(Interface dataset entries)
_ _ _ _ _ _ _
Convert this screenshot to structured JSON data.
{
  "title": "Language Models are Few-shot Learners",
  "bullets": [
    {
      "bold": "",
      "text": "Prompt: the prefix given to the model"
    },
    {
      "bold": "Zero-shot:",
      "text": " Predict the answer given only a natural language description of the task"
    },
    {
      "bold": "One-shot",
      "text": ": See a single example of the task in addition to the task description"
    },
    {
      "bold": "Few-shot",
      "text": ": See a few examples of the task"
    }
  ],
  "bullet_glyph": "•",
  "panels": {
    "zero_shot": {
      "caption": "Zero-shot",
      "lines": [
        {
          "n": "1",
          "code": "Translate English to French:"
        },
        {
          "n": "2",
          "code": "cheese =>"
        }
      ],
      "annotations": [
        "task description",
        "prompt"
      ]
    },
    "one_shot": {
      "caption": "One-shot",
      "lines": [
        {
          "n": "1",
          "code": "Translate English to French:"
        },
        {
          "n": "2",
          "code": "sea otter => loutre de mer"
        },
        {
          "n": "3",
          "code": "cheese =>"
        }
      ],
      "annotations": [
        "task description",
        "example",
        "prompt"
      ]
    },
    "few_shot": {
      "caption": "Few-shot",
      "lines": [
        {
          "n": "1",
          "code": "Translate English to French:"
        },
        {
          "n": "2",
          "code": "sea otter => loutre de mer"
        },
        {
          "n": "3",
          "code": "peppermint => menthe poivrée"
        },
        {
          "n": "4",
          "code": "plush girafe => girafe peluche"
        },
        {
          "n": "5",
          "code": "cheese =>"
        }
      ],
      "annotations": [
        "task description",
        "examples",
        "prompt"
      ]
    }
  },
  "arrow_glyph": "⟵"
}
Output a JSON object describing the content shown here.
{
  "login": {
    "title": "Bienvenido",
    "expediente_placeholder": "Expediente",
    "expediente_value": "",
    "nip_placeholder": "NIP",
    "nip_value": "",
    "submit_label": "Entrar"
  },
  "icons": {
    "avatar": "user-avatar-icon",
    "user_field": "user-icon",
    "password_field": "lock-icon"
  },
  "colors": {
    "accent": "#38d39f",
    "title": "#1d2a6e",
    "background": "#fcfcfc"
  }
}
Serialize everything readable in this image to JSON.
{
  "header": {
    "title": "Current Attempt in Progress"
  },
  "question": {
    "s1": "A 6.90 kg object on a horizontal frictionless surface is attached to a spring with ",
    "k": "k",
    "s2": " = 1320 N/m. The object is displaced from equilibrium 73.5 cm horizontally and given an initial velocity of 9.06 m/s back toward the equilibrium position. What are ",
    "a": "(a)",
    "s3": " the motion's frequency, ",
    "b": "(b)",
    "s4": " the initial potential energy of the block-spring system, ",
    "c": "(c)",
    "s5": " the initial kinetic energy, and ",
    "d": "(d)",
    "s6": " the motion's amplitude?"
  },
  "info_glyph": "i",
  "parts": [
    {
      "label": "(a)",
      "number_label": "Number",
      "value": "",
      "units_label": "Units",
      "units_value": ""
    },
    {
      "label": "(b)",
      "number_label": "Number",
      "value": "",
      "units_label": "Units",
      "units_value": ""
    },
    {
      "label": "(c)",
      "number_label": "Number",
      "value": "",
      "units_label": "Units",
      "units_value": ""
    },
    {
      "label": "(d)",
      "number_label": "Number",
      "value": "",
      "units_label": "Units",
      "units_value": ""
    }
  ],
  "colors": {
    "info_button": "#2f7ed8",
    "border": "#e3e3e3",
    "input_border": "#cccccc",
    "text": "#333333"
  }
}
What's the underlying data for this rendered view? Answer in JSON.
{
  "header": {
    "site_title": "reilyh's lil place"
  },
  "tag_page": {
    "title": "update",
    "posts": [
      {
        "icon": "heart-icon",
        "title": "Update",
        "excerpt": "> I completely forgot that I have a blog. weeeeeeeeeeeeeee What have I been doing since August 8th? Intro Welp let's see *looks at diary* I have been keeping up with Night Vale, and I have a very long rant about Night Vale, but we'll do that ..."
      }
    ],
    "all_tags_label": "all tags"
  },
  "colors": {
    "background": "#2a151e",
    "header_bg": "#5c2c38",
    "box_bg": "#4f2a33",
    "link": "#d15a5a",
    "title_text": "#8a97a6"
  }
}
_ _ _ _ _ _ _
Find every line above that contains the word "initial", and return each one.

    "s2": " = 1320 N/m. The object is displaced from equilibrium 73.5 cm horizontally and given an initial velocity of 9.06 m/s back toward the equilibrium position. What are ",
    "s4": " the initial potential energy of the block-spring system, ",
    "s5": " the initial kinetic energy, and ",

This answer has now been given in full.